+++ DATA RECORDS +++

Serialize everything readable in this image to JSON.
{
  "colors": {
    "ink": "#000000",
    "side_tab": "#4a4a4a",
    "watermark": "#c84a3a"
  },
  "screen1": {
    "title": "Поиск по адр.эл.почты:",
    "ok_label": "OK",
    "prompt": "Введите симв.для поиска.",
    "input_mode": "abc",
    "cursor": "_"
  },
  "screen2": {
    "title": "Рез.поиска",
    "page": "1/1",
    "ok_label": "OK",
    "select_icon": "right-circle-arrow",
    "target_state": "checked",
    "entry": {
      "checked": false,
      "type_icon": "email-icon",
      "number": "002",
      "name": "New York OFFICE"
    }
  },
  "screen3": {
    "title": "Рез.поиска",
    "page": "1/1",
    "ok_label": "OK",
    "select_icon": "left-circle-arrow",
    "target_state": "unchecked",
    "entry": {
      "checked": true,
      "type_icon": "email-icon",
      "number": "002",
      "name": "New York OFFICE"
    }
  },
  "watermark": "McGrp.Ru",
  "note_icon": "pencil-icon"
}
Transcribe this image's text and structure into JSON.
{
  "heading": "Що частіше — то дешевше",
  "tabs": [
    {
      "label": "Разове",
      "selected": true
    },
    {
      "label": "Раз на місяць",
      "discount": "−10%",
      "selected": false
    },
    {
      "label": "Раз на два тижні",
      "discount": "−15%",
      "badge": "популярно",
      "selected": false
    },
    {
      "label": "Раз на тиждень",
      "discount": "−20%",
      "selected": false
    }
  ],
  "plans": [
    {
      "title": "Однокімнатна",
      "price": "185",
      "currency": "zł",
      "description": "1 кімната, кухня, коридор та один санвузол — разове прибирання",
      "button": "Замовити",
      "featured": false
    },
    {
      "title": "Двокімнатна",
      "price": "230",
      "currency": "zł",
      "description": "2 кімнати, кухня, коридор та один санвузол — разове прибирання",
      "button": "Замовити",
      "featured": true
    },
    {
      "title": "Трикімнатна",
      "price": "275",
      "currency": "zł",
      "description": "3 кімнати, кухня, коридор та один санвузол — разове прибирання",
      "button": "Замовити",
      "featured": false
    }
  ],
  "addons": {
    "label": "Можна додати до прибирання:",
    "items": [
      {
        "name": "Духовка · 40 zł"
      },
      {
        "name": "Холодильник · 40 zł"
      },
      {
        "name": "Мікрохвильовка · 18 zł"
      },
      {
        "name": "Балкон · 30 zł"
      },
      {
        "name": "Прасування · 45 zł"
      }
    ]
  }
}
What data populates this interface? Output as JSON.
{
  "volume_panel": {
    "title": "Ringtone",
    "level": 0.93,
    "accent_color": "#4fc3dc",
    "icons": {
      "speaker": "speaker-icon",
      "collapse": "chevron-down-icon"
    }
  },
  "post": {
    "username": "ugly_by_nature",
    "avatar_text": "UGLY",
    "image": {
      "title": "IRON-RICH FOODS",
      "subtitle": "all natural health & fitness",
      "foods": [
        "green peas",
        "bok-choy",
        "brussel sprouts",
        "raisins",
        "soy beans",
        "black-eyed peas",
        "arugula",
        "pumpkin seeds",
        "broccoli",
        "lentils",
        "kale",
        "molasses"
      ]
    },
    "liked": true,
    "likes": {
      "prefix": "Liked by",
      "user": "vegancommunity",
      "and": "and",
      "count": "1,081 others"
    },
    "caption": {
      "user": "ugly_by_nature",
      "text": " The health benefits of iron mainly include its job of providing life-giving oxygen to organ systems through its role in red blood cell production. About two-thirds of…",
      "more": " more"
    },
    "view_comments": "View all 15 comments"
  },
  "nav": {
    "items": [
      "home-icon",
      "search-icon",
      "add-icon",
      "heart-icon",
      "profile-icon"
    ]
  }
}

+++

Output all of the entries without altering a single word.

◆ **RESPONSE TO THE TASK**
Serialize everything readable in this image to JSON.
{
  "colors": {
    "ink": "#000000",
    "side_tab": "#4a4a4a",
    "watermark": "#c84a3a"
  },
  "screen1": {
    "title": "Поиск по адр.эл.почты:",
    "ok_label": "OK",
    "prompt": "Введите симв.для поиска.",
    "input_mode": "abc",
    "cursor": "_"
  },
  "screen2": {
    "title": "Рез.поиска",
    "page": "1/1",
    "ok_label": "OK",
    "select_icon": "right-circle-arrow",
    "target_state": "checked",
    "entry": {
      "checked": false,
      "type_icon": "email-icon",
      "number": "002",
      "name": "New York OFFICE"
    }
  },
  "screen3": {
    "title": "Рез.поиска",
    "page": "1/1",
    "ok_label": "OK",
    "select_icon": "left-circle-arrow",
    "target_state": "unchecked",
    "entry": {
      "checked": true,
      "type_icon": "email-icon",
      "number": "002",
      "name": "New York OFFICE"
    }
  },
  "watermark": "McGrp.Ru",
  "note_icon": "pencil-icon"
}
Transcribe this image's text and structure into JSON.
{
  "heading": "Що частіше — то дешевше",
  "tabs": [
    {
      "label": "Разове",
      "selected": true
    },
    {
      "label": "Раз на місяць",
      "discount": "−10%",
      "selected": false
    },
    {
      "label": "Раз на два тижні",
      "discount": "−15%",
      "badge": "популярно",
      "selected": false
    },
    {
      "label": "Раз на тиждень",
      "discount": "−20%",
      "selected": false
    }
  ],
  "plans": [
    {
      "title": "Однокімнатна",
      "price": "185",
      "currency": "zł",
      "description": "1 кімната, кухня, коридор та один санвузол — разове прибирання",
      "button": "Замовити",
      "featured": false
    },
    {
      "title": "Двокімнатна",
      "price": "230",
      "currency": "zł",
      "description": "2 кімнати, кухня, коридор та один санвузол — разове прибирання",
      "button": "Замовити",
      "featured": true
    },
    {
      "title": "Трикімнатна",
      "price": "275",
      "currency": "zł",
      "description": "3 кімнати, кухня, коридор та один санвузол — разове прибирання",
      "button": "Замовити",
      "featured": false
    }
  ],
  "addons": {
    "label": "Можна додати до прибирання:",
    "items": [
      {
        "name": "Духовка · 40 zł"
      },
      {
        "name": "Холодильник · 40 zł"
      },
      {
        "name": "Мікрохвильовка · 18 zł"
      },
      {
        "name": "Балкон · 30 zł"
      },
      {
        "name": "Прасування · 45 zł"
      }
    ]
  }
}
What data populates this interface? Output as JSON.
{
  "volume_panel": {
    "title": "Ringtone",
    "level": 0.93,
    "accent_color": "#4fc3dc",
    "icons": {
      "speaker": "speaker-icon",
      "collapse": "chevron-down-icon"
    }
  },
  "post": {
    "username": "ugly_by_nature",
    "avatar_text": "UGLY",
    "image": {
      "title": "IRON-RICH FOODS",
      "subtitle": "all natural health & fitness",
      "foods": [
        "green peas",
        "bok-choy",
        "brussel sprouts",
        "raisins",
        "soy beans",
        "black-eyed peas",
        "arugula",
        "pumpkin seeds",
        "broccoli",
        "lentils",
        "kale",
        "molasses"
      ]
    },
    "liked": true,
    "likes": {
      "prefix": "Liked by",
      "user": "vegancommunity",
      "and": "and",
      "count": "1,081 others"
    },
    "caption": {
      "user": "ugly_by_nature",
      "text": " The health benefits of iron mainly include its job of providing life-giving oxygen to organ systems through its role in red blood cell production. About two-thirds of…",
      "more": " more"
    },
    "view_comments": "View all 15 comments"
  },
  "nav": {
    "items": [
      "home-icon",
      "search-icon",
      "add-icon",
      "heart-icon",
      "profile-icon"
    ]
  }
}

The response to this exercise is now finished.